* Dataset rows describing interfaces *
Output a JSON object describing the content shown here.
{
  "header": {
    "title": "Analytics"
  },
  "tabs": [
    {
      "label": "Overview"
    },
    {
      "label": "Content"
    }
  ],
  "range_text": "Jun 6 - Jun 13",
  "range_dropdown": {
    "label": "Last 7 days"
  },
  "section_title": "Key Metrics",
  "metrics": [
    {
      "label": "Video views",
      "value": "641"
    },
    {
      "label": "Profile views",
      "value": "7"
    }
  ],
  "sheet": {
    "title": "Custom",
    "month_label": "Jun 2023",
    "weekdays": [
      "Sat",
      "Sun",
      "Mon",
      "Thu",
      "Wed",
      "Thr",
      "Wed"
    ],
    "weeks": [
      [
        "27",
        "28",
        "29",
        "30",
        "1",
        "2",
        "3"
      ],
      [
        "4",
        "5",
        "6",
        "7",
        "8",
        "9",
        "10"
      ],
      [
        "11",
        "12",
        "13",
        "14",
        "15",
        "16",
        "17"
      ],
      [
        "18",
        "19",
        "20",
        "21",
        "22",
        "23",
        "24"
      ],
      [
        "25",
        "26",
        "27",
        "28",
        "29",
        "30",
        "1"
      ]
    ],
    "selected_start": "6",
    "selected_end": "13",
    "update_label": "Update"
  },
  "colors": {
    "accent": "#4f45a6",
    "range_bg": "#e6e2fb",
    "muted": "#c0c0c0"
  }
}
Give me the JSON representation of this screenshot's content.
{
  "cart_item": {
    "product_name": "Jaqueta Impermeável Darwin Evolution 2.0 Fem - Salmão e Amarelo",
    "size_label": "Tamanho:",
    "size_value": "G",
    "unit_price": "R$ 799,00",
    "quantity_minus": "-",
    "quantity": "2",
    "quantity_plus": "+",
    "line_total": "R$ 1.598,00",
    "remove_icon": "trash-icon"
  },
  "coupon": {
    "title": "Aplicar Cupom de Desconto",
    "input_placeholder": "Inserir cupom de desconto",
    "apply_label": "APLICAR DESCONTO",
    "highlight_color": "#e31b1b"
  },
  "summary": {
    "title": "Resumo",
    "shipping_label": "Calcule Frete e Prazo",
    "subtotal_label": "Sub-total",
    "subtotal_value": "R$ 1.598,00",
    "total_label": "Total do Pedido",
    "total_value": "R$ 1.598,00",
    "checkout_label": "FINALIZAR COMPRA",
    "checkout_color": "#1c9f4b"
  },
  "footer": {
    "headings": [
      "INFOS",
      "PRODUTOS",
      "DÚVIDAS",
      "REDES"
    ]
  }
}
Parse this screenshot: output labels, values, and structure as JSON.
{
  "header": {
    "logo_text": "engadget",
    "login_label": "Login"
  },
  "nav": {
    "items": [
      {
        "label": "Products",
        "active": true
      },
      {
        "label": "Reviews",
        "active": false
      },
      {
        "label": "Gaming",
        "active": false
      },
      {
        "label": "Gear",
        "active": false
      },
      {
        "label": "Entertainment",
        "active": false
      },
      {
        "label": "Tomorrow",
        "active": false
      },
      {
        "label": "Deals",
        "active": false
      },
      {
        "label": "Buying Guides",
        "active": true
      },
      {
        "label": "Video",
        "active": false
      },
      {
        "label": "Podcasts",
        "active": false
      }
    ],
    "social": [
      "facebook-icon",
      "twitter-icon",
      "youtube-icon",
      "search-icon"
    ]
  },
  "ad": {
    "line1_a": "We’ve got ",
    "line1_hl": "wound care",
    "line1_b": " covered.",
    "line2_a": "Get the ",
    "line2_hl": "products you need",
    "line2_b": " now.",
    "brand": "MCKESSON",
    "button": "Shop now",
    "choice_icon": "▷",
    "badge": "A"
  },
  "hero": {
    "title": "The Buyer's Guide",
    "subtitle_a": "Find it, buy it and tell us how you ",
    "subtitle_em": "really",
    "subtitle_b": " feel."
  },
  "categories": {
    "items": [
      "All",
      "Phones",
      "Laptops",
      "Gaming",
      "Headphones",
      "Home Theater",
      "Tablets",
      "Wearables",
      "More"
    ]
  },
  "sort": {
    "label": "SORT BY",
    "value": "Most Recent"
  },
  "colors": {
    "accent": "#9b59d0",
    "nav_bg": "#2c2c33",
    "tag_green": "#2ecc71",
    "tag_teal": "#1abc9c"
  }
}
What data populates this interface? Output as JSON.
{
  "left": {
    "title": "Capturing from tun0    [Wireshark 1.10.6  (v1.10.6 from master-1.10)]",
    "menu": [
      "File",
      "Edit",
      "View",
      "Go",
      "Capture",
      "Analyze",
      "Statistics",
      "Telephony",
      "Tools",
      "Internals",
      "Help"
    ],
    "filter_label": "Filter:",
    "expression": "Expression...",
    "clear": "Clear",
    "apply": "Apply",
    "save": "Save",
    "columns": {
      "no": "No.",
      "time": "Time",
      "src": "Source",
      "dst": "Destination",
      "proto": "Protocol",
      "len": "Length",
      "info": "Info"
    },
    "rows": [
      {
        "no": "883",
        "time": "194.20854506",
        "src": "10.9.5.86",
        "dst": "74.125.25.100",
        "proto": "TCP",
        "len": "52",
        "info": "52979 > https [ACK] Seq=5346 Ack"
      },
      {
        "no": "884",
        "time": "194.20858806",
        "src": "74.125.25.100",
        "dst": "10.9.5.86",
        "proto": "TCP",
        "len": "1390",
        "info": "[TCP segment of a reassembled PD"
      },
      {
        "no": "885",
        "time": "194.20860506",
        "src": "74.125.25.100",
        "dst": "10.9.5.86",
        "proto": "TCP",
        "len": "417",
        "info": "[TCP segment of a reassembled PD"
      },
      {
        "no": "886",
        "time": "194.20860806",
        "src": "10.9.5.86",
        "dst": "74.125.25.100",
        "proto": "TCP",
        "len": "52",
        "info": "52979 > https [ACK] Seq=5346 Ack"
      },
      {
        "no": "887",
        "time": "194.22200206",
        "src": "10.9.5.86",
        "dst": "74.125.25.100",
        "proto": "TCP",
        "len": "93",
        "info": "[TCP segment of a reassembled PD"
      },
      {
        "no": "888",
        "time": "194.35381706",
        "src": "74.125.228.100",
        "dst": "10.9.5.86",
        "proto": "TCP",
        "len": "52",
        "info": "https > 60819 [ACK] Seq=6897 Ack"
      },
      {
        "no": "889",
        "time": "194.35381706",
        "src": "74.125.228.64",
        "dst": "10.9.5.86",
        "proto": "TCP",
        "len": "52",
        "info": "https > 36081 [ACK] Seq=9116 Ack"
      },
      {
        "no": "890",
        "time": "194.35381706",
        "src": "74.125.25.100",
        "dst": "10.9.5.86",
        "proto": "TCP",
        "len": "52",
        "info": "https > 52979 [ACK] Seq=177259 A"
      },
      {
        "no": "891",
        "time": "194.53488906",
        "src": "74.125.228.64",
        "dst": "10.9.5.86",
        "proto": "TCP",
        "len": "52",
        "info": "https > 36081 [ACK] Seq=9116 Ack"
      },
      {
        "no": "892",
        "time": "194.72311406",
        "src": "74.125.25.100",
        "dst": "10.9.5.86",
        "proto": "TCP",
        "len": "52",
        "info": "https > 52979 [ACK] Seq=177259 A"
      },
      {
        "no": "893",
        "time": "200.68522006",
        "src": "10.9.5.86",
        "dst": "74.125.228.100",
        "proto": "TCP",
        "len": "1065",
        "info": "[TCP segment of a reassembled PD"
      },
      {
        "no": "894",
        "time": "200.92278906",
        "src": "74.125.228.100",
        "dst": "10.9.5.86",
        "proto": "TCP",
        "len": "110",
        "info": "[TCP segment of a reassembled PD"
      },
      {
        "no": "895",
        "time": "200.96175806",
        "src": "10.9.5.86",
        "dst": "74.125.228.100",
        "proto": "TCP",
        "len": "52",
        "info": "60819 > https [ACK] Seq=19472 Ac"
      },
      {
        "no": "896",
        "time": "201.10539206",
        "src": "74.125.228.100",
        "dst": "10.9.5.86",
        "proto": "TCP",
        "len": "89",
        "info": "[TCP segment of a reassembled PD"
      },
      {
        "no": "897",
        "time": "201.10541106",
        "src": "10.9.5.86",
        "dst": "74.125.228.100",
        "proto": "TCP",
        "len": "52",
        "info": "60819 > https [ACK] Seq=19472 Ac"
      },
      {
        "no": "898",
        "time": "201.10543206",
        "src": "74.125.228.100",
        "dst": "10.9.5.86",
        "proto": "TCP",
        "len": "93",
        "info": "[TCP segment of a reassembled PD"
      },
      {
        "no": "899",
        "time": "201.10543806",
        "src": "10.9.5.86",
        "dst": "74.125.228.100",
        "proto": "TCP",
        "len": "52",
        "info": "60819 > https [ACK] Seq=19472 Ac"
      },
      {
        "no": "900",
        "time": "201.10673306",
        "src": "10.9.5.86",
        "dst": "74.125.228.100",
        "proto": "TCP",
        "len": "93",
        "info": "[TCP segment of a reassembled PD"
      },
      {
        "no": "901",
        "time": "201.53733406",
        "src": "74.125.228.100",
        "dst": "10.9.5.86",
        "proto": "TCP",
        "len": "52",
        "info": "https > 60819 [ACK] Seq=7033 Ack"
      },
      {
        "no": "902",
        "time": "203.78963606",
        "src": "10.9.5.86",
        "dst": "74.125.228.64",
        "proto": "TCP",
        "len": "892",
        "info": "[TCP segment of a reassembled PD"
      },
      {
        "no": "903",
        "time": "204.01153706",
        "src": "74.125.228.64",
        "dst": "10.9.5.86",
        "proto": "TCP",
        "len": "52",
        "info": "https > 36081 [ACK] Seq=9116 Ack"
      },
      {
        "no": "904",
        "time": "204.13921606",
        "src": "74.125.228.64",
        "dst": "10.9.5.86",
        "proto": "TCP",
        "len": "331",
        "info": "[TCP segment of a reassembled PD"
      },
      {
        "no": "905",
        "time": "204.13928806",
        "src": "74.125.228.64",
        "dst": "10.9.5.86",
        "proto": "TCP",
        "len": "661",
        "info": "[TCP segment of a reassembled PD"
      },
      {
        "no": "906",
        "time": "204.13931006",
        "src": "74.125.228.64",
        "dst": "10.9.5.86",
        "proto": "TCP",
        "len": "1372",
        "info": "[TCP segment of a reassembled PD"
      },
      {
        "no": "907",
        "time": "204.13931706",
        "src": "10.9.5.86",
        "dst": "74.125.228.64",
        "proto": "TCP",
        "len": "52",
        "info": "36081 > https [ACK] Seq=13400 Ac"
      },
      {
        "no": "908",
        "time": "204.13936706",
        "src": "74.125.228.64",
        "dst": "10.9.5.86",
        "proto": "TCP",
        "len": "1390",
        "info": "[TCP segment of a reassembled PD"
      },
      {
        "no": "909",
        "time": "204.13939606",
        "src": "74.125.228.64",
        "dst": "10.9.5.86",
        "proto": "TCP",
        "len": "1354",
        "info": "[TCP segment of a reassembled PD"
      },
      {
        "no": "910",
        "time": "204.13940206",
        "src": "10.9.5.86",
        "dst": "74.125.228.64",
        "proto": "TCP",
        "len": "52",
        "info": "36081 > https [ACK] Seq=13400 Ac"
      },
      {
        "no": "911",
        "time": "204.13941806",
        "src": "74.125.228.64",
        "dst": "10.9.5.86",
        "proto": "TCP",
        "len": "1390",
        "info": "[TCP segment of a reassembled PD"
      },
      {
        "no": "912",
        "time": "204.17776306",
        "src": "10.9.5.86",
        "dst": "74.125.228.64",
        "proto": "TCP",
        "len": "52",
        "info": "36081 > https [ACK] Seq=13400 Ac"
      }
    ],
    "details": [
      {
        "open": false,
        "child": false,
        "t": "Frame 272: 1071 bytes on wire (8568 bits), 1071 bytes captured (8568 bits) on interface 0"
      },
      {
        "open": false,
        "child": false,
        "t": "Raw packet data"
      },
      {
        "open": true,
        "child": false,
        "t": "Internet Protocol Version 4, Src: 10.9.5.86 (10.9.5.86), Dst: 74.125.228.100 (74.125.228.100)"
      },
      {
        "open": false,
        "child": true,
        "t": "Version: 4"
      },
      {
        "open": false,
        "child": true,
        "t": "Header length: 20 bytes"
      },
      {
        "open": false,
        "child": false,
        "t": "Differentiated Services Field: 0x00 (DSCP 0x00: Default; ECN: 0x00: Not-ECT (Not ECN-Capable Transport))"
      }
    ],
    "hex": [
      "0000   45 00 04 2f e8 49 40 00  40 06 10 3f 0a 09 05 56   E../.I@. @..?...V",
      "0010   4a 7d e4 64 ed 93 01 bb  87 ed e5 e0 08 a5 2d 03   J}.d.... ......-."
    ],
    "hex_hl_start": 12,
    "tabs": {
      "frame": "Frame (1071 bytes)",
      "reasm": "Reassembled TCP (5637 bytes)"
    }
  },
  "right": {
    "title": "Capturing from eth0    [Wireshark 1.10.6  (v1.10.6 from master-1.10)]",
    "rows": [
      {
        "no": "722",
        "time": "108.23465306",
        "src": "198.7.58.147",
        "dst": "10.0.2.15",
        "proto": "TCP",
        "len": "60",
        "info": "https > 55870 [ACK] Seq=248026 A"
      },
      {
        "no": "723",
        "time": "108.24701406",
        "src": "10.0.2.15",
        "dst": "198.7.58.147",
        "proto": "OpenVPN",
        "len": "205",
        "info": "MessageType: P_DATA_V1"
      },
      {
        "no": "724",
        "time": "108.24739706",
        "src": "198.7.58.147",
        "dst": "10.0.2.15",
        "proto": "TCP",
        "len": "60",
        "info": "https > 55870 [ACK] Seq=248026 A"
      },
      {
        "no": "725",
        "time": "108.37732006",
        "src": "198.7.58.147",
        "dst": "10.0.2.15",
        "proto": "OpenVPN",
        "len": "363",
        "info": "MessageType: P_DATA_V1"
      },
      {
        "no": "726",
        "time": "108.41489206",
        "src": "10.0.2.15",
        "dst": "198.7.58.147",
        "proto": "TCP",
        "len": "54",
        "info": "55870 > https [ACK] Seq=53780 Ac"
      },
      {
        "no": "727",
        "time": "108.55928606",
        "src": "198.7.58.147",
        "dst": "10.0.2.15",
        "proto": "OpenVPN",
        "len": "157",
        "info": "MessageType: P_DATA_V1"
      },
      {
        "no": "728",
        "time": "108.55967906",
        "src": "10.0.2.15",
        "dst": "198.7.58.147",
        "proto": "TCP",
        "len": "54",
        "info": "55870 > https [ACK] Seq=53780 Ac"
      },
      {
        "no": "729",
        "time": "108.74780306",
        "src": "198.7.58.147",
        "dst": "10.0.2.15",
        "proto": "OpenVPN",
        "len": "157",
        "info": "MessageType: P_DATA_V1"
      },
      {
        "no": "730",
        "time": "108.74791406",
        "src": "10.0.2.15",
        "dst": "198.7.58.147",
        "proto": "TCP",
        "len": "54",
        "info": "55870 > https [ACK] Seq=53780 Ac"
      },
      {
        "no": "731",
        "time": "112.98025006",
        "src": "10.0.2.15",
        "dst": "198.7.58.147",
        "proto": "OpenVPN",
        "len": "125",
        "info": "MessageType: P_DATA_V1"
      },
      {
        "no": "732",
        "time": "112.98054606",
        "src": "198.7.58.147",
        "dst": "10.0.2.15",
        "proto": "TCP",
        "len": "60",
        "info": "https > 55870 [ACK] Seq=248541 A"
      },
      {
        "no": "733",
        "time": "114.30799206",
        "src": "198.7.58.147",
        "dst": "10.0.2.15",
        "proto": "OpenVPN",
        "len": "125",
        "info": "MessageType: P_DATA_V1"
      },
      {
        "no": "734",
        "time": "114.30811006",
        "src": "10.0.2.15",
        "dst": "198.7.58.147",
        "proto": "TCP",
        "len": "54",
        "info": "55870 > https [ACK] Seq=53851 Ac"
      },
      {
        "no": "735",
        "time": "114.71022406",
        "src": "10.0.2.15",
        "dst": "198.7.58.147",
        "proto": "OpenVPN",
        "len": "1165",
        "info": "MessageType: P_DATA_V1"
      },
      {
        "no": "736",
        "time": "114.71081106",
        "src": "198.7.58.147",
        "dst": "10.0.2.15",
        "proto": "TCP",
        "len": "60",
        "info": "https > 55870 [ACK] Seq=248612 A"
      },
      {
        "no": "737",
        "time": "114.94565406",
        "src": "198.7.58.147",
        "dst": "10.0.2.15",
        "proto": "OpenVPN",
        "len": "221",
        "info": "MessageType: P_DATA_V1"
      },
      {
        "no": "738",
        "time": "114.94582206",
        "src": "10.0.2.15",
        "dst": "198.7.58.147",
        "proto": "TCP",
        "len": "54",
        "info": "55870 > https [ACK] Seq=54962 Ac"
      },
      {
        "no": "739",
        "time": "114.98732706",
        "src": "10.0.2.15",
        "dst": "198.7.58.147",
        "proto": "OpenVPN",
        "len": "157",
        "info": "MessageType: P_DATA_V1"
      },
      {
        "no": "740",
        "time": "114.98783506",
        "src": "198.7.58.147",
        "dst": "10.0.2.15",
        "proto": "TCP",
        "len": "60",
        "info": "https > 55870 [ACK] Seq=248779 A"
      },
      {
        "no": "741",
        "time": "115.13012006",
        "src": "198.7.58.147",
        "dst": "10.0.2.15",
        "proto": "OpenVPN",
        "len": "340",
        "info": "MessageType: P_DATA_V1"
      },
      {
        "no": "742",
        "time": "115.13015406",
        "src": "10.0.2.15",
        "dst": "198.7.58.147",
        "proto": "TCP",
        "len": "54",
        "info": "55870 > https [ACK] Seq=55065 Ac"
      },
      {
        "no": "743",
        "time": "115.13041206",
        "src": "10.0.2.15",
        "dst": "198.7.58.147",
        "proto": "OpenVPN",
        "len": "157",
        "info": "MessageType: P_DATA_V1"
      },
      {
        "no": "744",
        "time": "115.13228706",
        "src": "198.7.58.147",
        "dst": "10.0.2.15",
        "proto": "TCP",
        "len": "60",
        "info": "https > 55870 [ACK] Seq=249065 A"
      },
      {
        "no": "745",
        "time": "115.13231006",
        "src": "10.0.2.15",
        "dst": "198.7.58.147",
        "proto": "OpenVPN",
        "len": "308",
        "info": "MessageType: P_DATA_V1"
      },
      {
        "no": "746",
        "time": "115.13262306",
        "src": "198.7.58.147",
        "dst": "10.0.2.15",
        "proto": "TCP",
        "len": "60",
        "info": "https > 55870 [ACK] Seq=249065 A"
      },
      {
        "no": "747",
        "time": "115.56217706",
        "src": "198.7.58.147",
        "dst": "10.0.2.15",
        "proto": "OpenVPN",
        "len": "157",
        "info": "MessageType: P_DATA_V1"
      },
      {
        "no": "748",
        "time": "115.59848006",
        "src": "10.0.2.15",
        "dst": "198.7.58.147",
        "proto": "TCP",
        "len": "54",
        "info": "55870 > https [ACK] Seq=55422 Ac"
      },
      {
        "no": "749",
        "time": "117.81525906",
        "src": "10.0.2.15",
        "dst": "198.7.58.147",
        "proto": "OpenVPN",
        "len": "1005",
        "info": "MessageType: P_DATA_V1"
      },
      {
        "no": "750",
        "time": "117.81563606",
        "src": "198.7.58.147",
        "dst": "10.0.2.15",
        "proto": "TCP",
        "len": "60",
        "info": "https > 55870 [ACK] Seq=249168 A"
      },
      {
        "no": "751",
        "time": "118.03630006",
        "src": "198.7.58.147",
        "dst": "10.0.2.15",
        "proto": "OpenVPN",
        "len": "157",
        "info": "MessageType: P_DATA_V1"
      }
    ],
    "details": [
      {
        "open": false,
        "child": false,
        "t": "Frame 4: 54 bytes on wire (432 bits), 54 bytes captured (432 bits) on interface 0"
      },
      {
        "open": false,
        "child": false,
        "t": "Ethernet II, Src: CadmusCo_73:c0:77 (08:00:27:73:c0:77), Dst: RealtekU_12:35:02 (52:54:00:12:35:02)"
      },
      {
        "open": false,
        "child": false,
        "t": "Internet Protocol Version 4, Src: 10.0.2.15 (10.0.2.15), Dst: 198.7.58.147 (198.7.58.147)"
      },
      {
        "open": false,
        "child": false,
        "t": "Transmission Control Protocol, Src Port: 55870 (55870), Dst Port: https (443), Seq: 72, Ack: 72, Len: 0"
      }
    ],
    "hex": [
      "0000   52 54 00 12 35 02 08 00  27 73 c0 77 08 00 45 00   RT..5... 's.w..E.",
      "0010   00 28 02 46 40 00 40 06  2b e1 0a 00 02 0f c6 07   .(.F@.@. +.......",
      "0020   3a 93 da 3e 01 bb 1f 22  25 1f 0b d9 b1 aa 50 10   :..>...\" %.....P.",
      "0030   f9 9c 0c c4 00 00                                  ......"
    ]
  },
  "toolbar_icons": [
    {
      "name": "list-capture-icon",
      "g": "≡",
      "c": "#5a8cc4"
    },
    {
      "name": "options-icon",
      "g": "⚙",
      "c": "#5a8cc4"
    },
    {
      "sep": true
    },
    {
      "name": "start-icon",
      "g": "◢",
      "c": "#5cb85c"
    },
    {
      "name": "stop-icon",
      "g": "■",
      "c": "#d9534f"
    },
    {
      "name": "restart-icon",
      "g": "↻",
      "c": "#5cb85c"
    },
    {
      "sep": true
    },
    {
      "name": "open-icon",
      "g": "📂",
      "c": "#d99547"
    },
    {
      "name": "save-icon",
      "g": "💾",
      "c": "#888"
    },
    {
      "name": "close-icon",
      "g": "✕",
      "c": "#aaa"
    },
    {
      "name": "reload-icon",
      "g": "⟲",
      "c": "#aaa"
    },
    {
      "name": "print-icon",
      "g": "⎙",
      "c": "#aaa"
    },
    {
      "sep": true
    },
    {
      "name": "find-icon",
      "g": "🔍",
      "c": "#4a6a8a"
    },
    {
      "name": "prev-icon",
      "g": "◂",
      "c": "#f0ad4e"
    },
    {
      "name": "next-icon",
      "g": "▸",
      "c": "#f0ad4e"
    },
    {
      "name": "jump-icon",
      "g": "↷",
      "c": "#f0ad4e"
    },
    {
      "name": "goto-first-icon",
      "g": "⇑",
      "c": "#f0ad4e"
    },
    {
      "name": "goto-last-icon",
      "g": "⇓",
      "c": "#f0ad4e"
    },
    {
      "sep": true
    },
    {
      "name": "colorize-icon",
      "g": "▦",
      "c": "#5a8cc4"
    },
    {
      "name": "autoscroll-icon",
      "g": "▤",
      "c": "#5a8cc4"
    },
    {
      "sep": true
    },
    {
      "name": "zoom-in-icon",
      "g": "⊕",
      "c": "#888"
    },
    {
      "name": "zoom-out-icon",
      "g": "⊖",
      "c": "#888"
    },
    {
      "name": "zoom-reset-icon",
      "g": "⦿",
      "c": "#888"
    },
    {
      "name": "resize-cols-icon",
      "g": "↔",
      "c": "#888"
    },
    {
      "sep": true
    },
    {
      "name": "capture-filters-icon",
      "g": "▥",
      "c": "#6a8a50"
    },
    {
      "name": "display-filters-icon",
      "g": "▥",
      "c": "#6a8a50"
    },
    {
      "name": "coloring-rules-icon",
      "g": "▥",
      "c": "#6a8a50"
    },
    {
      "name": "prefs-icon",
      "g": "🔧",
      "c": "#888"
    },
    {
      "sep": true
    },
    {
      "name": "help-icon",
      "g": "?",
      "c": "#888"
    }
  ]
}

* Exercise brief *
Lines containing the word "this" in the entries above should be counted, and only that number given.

* Result of the task *
3